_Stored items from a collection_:
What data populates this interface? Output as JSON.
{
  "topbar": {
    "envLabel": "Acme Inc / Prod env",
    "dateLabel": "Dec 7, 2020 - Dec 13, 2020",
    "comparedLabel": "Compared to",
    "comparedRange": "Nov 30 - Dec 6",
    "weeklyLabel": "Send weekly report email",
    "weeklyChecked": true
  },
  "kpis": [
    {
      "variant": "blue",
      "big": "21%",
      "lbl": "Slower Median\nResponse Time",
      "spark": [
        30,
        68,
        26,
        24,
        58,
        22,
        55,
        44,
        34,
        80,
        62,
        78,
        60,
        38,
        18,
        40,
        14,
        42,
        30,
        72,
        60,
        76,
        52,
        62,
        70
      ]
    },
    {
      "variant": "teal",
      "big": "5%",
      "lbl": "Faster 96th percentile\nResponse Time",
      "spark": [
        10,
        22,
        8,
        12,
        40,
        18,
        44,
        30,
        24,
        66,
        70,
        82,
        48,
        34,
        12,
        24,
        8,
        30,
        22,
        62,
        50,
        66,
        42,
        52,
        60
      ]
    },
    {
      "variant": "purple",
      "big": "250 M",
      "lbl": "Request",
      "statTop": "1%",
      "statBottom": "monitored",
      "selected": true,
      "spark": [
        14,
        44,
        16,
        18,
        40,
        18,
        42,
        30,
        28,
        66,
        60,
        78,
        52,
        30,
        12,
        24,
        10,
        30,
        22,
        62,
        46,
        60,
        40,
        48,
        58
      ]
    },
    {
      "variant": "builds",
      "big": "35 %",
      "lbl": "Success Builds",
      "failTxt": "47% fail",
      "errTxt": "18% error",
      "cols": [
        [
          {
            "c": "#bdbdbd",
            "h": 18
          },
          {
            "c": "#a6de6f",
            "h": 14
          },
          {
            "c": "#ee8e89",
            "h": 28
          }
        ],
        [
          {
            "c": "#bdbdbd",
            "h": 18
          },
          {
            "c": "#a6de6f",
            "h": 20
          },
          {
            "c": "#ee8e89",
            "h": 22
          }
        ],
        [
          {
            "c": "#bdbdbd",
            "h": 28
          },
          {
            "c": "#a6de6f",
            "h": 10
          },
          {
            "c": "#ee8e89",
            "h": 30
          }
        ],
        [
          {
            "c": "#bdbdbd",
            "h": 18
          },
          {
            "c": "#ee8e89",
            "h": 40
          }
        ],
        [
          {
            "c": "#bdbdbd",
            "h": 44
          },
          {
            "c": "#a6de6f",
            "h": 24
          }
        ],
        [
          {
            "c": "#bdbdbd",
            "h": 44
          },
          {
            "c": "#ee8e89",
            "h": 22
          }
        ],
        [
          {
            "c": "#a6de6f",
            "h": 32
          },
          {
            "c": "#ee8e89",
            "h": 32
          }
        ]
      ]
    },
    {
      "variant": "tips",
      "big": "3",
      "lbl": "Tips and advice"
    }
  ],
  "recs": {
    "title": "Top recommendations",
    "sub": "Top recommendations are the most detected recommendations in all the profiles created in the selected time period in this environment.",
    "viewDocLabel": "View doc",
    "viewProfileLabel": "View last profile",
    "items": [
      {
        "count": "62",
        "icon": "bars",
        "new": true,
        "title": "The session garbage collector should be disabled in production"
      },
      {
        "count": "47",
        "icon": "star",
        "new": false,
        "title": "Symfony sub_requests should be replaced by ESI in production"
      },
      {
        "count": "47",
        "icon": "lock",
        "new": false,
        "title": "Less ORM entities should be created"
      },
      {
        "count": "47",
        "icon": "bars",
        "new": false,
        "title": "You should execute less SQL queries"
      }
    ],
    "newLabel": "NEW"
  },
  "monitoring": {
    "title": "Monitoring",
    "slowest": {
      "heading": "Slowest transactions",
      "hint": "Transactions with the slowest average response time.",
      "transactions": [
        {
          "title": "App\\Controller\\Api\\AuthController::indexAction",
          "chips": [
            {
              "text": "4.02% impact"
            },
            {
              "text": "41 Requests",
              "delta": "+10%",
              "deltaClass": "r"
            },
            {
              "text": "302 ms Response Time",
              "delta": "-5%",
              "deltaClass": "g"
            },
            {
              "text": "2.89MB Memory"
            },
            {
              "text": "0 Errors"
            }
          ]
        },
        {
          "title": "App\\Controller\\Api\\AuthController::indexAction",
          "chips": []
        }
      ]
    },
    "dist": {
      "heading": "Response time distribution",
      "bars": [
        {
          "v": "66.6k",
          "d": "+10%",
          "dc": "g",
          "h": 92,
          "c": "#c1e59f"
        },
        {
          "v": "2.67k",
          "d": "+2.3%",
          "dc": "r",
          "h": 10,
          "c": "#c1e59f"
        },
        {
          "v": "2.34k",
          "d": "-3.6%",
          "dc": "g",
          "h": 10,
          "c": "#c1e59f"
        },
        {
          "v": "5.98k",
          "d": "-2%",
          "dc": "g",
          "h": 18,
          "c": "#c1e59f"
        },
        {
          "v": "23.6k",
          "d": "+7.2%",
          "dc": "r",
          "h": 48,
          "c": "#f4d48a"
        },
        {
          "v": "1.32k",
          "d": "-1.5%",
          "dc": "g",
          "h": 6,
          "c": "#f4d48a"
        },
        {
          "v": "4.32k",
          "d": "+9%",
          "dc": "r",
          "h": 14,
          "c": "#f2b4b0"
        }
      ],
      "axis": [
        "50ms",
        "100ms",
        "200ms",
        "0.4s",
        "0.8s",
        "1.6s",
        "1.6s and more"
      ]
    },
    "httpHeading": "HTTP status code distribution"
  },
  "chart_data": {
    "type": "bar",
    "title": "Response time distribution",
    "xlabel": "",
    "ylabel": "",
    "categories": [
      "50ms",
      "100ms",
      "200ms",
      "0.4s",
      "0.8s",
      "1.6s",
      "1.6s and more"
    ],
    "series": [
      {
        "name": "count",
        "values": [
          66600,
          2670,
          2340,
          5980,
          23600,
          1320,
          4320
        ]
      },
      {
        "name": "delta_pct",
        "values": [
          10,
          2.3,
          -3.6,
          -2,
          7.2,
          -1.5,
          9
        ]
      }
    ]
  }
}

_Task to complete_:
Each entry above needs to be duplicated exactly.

_Answer to this exercise_:
What data populates this interface? Output as JSON.
{
  "topbar": {
    "envLabel": "Acme Inc / Prod env",
    "dateLabel": "Dec 7, 2020 - Dec 13, 2020",
    "comparedLabel": "Compared to",
    "comparedRange": "Nov 30 - Dec 6",
    "weeklyLabel": "Send weekly report email",
    "weeklyChecked": true
  },
  "kpis": [
    {
      "variant": "blue",
      "big": "21%",
      "lbl": "Slower Median\nResponse Time",
      "spark": [
        30,
        68,
        26,
        24,
        58,
        22,
        55,
        44,
        34,
        80,
        62,
        78,
        60,
        38,
        18,
        40,
        14,
        42,
        30,
        72,
        60,
        76,
        52,
        62,
        70
      ]
    },
    {
      "variant": "teal",
      "big": "5%",
      "lbl": "Faster 96th percentile\nResponse Time",
      "spark": [
        10,
        22,
        8,
        12,
        40,
        18,
        44,
        30,
        24,
        66,
        70,
        82,
        48,
        34,
        12,
        24,
        8,
        30,
        22,
        62,
        50,
        66,
        42,
        52,
        60
      ]
    },
    {
      "variant": "purple",
      "big": "250 M",
      "lbl": "Request",
      "statTop": "1%",
      "statBottom": "monitored",
      "selected": true,
      "spark": [
        14,
        44,
        16,
        18,
        40,
        18,
        42,
        30,
        28,
        66,
        60,
        78,
        52,
        30,
        12,
        24,
        10,
        30,
        22,
        62,
        46,
        60,
        40,
        48,
        58
      ]
    },
    {
      "variant": "builds",
      "big": "35 %",
      "lbl": "Success Builds",
      "failTxt": "47% fail",
      "errTxt": "18% error",
      "cols": [
        [
          {
            "c": "#bdbdbd",
            "h": 18
          },
          {
            "c": "#a6de6f",
            "h": 14
          },
          {
            "c": "#ee8e89",
            "h": 28
          }
        ],
        [
          {
            "c": "#bdbdbd",
            "h": 18
          },
          {
            "c": "#a6de6f",
            "h": 20
          },
          {
            "c": "#ee8e89",
            "h": 22
          }
        ],
        [
          {
            "c": "#bdbdbd",
            "h": 28
          },
          {
            "c": "#a6de6f",
            "h": 10
          },
          {
            "c": "#ee8e89",
            "h": 30
          }
        ],
        [
          {
            "c": "#bdbdbd",
            "h": 18
          },
          {
            "c": "#ee8e89",
            "h": 40
          }
        ],
        [
          {
            "c": "#bdbdbd",
            "h": 44
          },
          {
            "c": "#a6de6f",
            "h": 24
          }
        ],
        [
          {
            "c": "#bdbdbd",
            "h": 44
          },
          {
            "c": "#ee8e89",
            "h": 22
          }
        ],
        [
          {
            "c": "#a6de6f",
            "h": 32
          },
          {
            "c": "#ee8e89",
            "h": 32
          }
        ]
      ]
    },
    {
      "variant": "tips",
      "big": "3",
      "lbl": "Tips and advice"
    }
  ],
  "recs": {
    "title": "Top recommendations",
    "sub": "Top recommendations are the most detected recommendations in all the profiles created in the selected time period in this environment.",
    "viewDocLabel": "View doc",
    "viewProfileLabel": "View last profile",
    "items": [
      {
        "count": "62",
        "icon": "bars",
        "new": true,
        "title": "The session garbage collector should be disabled in production"
      },
      {
        "count": "47",
        "icon": "star",
        "new": false,
        "title": "Symfony sub_requests should be replaced by ESI in production"
      },
      {
        "count": "47",
        "icon": "lock",
        "new": false,
        "title": "Less ORM entities should be created"
      },
      {
        "count": "47",
        "icon": "bars",
        "new": false,
        "title": "You should execute less SQL queries"
      }
    ],
    "newLabel": "NEW"
  },
  "monitoring": {
    "title": "Monitoring",
    "slowest": {
      "heading": "Slowest transactions",
      "hint": "Transactions with the slowest average response time.",
      "transactions": [
        {
          "title": "App\\Controller\\Api\\AuthController::indexAction",
          "chips": [
            {
              "text": "4.02% impact"
            },
            {
              "text": "41 Requests",
              "delta": "+10%",
              "deltaClass": "r"
            },
            {
              "text": "302 ms Response Time",
              "delta": "-5%",
              "deltaClass": "g"
            },
            {
              "text": "2.89MB Memory"
            },
            {
              "text": "0 Errors"
            }
          ]
        },
        {
          "title": "App\\Controller\\Api\\AuthController::indexAction",
          "chips": []
        }
      ]
    },
    "dist": {
      "heading": "Response time distribution",
      "bars": [
        {
          "v": "66.6k",
          "d": "+10%",
          "dc": "g",
          "h": 92,
          "c": "#c1e59f"
        },
        {
          "v": "2.67k",
          "d": "+2.3%",
          "dc": "r",
          "h": 10,
          "c": "#c1e59f"
        },
        {
          "v": "2.34k",
          "d": "-3.6%",
          "dc": "g",
          "h": 10,
          "c": "#c1e59f"
        },
        {
          "v": "5.98k",
          "d": "-2%",
          "dc": "g",
          "h": 18,
          "c": "#c1e59f"
        },
        {
          "v": "23.6k",
          "d": "+7.2%",
          "dc": "r",
          "h": 48,
          "c": "#f4d48a"
        },
        {
          "v": "1.32k",
          "d": "-1.5%",
          "dc": "g",
          "h": 6,
          "c": "#f4d48a"
        },
        {
          "v": "4.32k",
          "d": "+9%",
          "dc": "r",
          "h": 14,
          "c": "#f2b4b0"
        }
      ],
      "axis": [
        "50ms",
        "100ms",
        "200ms",
        "0.4s",
        "0.8s",
        "1.6s",
        "1.6s and more"
      ]
    },
    "httpHeading": "HTTP status code distribution"
  },
  "chart_data": {
    "type": "bar",
    "title": "Response time distribution",
    "xlabel": "",
    "ylabel": "",
    "categories": [
      "50ms",
      "100ms",
      "200ms",
      "0.4s",
      "0.8s",
      "1.6s",
      "1.6s and more"
    ],
    "series": [
      {
        "name": "count",
        "values": [
          66600,
          2670,
          2340,
          5980,
          23600,
          1320,
          4320
        ]
      },
      {
        "name": "delta_pct",
        "values": [
          10,
          2.3,
          -3.6,
          -2,
          7.2,
          -1.5,
          9
        ]
      }
    ]
  }
}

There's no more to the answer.